Stress and Your Oral Health

April 8, 2020

It’s safe to say we are all experiencing a good deal of stress right now. With everything going on in the world, brushing and flossing is probably the last thing on your mind. But did you know that your body’s physical response to stress actually puts you at greater risk for oral health problems?

Not only that but keeping up on self-care — including oral health habits — is a powerful tool for managing stress in the first place. When it comes to your teeth and your stress, it’s a two-way street. Here is how stress affects your oral health, and what you can do to improve it.

How Your Mouth Responds to Stress


When we humans sense danger, our bodies respond by unleashing a surge of hormones. Fight or flight. This is necessary in the short term; it helps you act quickly and protect yourself. But when the stressors don’t go away, your body can get stuck in fight-or-flight mode. Long term, this leads to a whole host of unintended consequences — including some consequences in your mouth.

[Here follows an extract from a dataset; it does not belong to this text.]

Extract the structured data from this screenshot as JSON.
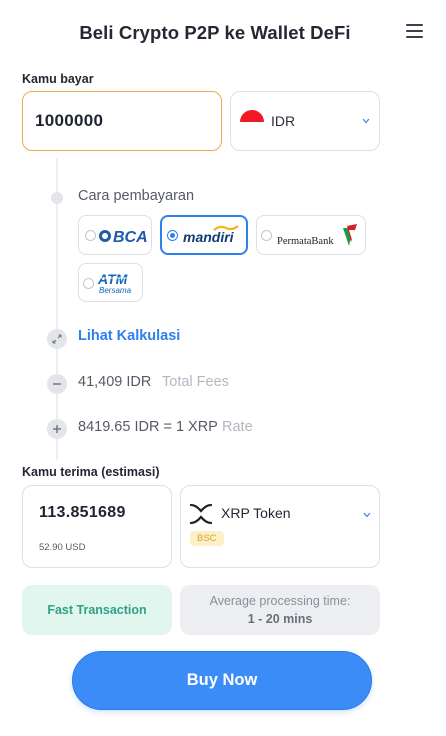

Increased risk of gum disease: During high stress, you produce more of the hormone cortisol. This helps turn off bodily processes not directly related to survival. But it also lowers your ability to fight off infection, including infection in your gums.

Canker sores: Stress also increases your chances of developing canker sores. These aren’t harmful, but a canker sore is a good sign that it’s time to practice some self-care.

Bruxism (tooth grinding): When your body enters fight-or-flight, it sends a message to your muscles: tense up and prepare to fight or flee. Many people clench their jaws or grind their teeth in response. This pressure on your teeth increases your risk of fractures or chips.

Reducing Stress — For the Sake of Your Mouth


You deserve a little TLC right now — for the sake of your body, your mouth, and your overall health. Try these techniques for managing stress and keeping your body in balance.
Get your beauty rest: Aim for eight hours of sleep each night. Studies show a lack of sleep increases stress. On the other hand, a good night’s sleep goes a long way toward feeling balanced.

Smile: Simple, right? Smiling releases endorphins, which lower stress. Endorphins also naturally reduce cortisol, the pesky hormone that increases your risk of gum disease.

Get a move on it: Exercise helps keep your body in balance and your stress in check. If possible, block out 30 minutes for activity each day.

Maintain Your Brush-and-Floss Routine


Keeping up on your oral hygiene helps protect your teeth during times of stress. But the simple routine of brushing and flossing helps with stress reduction, too. Research shows poor oral health leads to increased anxiety and low self-esteem. Maintaining this routine — and some sense of normalcy— is especially important right now. Although there are many things you can’t control, you can control your oral hygiene. And sometimes, it is the little things that make all the difference.